§ THE TASK:
Each line below must be written out exactly as shown.

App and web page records
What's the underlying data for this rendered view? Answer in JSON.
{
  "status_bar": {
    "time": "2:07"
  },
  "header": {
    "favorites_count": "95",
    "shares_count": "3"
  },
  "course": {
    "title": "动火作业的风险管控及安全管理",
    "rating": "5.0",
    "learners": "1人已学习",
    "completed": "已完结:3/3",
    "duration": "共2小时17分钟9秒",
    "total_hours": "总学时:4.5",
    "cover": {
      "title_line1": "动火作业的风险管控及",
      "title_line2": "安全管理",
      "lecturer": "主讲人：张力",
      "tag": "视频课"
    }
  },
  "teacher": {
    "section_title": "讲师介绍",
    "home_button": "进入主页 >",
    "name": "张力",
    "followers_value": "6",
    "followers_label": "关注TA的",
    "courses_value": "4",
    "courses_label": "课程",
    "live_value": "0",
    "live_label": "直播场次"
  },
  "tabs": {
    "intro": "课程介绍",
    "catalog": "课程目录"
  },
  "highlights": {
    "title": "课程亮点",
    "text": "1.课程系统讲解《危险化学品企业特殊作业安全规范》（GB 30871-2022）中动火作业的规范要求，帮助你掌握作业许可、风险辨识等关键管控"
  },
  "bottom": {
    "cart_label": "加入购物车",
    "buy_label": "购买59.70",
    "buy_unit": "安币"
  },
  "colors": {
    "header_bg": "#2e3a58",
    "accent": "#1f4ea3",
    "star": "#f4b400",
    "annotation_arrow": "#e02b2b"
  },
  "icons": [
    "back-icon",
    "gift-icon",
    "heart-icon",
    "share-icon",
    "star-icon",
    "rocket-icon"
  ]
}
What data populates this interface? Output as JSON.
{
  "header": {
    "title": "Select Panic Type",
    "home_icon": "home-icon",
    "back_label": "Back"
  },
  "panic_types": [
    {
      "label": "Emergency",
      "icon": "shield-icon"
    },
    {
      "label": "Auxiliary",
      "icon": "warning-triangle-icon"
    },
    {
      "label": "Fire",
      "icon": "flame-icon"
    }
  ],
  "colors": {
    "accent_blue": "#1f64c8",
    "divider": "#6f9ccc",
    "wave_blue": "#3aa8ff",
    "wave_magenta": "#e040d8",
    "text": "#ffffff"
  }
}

§ OUTPUT FOR THIS TASK:
What's the underlying data for this rendered view? Answer in JSON.
{
  "status_bar": {
    "time": "2:07"
  },
  "header": {
    "favorites_count": "95",
    "shares_count": "3"
  },
  "course": {
    "title": "动火作业的风险管控及安全管理",
    "rating": "5.0",
    "learners": "1人已学习",
    "completed": "已完结:3/3",
    "duration": "共2小时17分钟9秒",
    "total_hours": "总学时:4.5",
    "cover": {
      "title_line1": "动火作业的风险管控及",
      "title_line2": "安全管理",
      "lecturer": "主讲人：张力",
      "tag": "视频课"
    }
  },
  "teacher": {
    "section_title": "讲师介绍",
    "home_button": "进入主页 >",
    "name": "张力",
    "followers_value": "6",
    "followers_label": "关注TA的",
    "courses_value": "4",
    "courses_label": "课程",
    "live_value": "0",
    "live_label": "直播场次"
  },
  "tabs": {
    "intro": "课程介绍",
    "catalog": "课程目录"
  },
  "highlights": {
    "title": "课程亮点",
    "text": "1.课程系统讲解《危险化学品企业特殊作业安全规范》（GB 30871-2022）中动火作业的规范要求，帮助你掌握作业许可、风险辨识等关键管控"
  },
  "bottom": {
    "cart_label": "加入购物车",
    "buy_label": "购买59.70",
    "buy_unit": "安币"
  },
  "colors": {
    "header_bg": "#2e3a58",
    "accent": "#1f4ea3",
    "star": "#f4b400",
    "annotation_arrow": "#e02b2b"
  },
  "icons": [
    "back-icon",
    "gift-icon",
    "heart-icon",
    "share-icon",
    "star-icon",
    "rocket-icon"
  ]
}
What data populates this interface? Output as JSON.
{
  "header": {
    "title": "Select Panic Type",
    "home_icon": "home-icon",
    "back_label": "Back"
  },
  "panic_types": [
    {
      "label": "Emergency",
      "icon": "shield-icon"
    },
    {
      "label": "Auxiliary",
      "icon": "warning-triangle-icon"
    },
    {
      "label": "Fire",
      "icon": "flame-icon"
    }
  ],
  "colors": {
    "accent_blue": "#1f64c8",
    "divider": "#6f9ccc",
    "wave_blue": "#3aa8ff",
    "wave_magenta": "#e040d8",
    "text": "#ffffff"
  }
}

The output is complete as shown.